Kittredge said the state is working to strike a deal for the land with Sprague and Pan Am Railways, to control acreage extending west toward Cassidy Point.
Patrick Arnold, director of operations and business development for the Maine Port Authority, which oversees the terminal, said extending rail access could possibly double or triple container business, which is principally carried out by the Icelandic shipper Eimskip.
Sprague on Monday said he sees the project as vital.
“Logistically, Portland is perfect for the relationship with Eimskip,” he said. “No one else can fit the niche as well.”
After two years of work, including getting needed state and federal permits for the boatyard, Sprague said he is amenable to shifting his plans west to 12 acres of land now owned by Pan Am.
“I am acutely aware of how important this is to Portland and the state to do this, so I will get over it, provided they give me a fair price for the land,” Sprague said.
Approaching its first anniversary of doing business in Portland, Eimskip handled more than 4,100 containers from March 13, 2013 through the end of January, Arnold said Tuesday.
The initial annual projection was to handle 5,000 containers, and Arnold said more than 70 percent of containers have been used to import goods.
In the second year, he hopes to expand to 6,000 containers by increasing exports as businesses take advantage of Eimskip’s direct links to international markets.
A direct rail link could boost container business by 5,000 to 10,000 annually, Arnold estimated. But he said the increase would not likely be immediate and is contingent on factors beyond his control, including how rail companies set freight rates.
“We don’t believe in a ‘Field of Dreams’ approach,” he said.
A rail line could open the terminal to more regional traffic, he said, but business expansion will also come as Maine business owners realize the container industry is viable.
“It’s more about Maine companies capitalizing on export opportunities,” Arnold.
Plan details presented in a Feb. 25 meeting at Reiche Elementary School showed the acreage would be filled in to better hold the weight of containers; specialized outlets would be added to store refrigerated containers; more than 2,600 of rail lines will be added, and improvements will be made to Commercial Street.
Kittredge said he anticipates the project going out to bid in June with construction beginning in August.
The expansion will be funded as part of $100 million of bonds approved by voters.
Funding could be jeopardized, however, if Gov. Paul LePage makes good on a vow last month to not release some bonds because the Legislature approved using “rainy day” reserve funds to fill a gap in municipal revenue sharing.
A spokeswoman for the governor’s office did not respond to two requests for comment about LePage’s intentions.

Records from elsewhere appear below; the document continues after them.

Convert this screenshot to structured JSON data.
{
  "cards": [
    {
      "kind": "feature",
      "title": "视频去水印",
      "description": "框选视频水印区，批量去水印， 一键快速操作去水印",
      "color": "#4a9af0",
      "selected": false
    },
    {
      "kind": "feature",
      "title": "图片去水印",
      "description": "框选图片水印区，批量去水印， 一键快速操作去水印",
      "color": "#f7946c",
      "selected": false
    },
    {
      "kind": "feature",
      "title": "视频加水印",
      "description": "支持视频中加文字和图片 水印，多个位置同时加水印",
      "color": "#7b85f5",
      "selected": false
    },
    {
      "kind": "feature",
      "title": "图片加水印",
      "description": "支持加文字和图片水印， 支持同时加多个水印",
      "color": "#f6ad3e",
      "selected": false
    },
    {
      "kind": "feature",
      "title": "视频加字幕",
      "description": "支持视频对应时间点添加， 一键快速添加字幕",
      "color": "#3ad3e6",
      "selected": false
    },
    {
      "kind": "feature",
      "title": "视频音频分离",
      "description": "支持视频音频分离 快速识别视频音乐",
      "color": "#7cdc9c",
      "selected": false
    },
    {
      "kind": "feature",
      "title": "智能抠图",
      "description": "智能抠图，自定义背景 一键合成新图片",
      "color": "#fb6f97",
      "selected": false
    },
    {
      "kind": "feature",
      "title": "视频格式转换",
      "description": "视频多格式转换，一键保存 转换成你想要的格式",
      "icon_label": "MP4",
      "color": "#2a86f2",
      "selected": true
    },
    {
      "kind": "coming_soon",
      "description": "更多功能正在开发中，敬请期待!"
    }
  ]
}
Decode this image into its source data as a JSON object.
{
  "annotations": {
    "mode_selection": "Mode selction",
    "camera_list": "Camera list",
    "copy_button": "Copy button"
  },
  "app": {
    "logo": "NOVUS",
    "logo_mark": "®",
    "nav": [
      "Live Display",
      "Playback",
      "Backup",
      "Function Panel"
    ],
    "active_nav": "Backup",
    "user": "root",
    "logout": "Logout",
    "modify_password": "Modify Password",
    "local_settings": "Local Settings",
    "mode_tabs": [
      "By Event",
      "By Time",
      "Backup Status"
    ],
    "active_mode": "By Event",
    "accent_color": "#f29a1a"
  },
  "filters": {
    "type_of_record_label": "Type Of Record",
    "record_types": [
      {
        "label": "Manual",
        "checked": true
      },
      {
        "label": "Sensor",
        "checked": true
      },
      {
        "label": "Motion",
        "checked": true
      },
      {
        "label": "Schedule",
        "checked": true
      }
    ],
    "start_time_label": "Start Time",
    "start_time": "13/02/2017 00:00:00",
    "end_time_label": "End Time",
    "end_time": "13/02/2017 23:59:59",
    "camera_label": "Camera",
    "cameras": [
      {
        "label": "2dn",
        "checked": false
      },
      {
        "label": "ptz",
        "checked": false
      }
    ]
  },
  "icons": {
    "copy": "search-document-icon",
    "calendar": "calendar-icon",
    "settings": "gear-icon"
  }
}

State plans to expand the International Marine Terminal in Portland along west Commercial Street and extend rail lines will be the topic of a City Hall meeting March 12 at 6 p.m.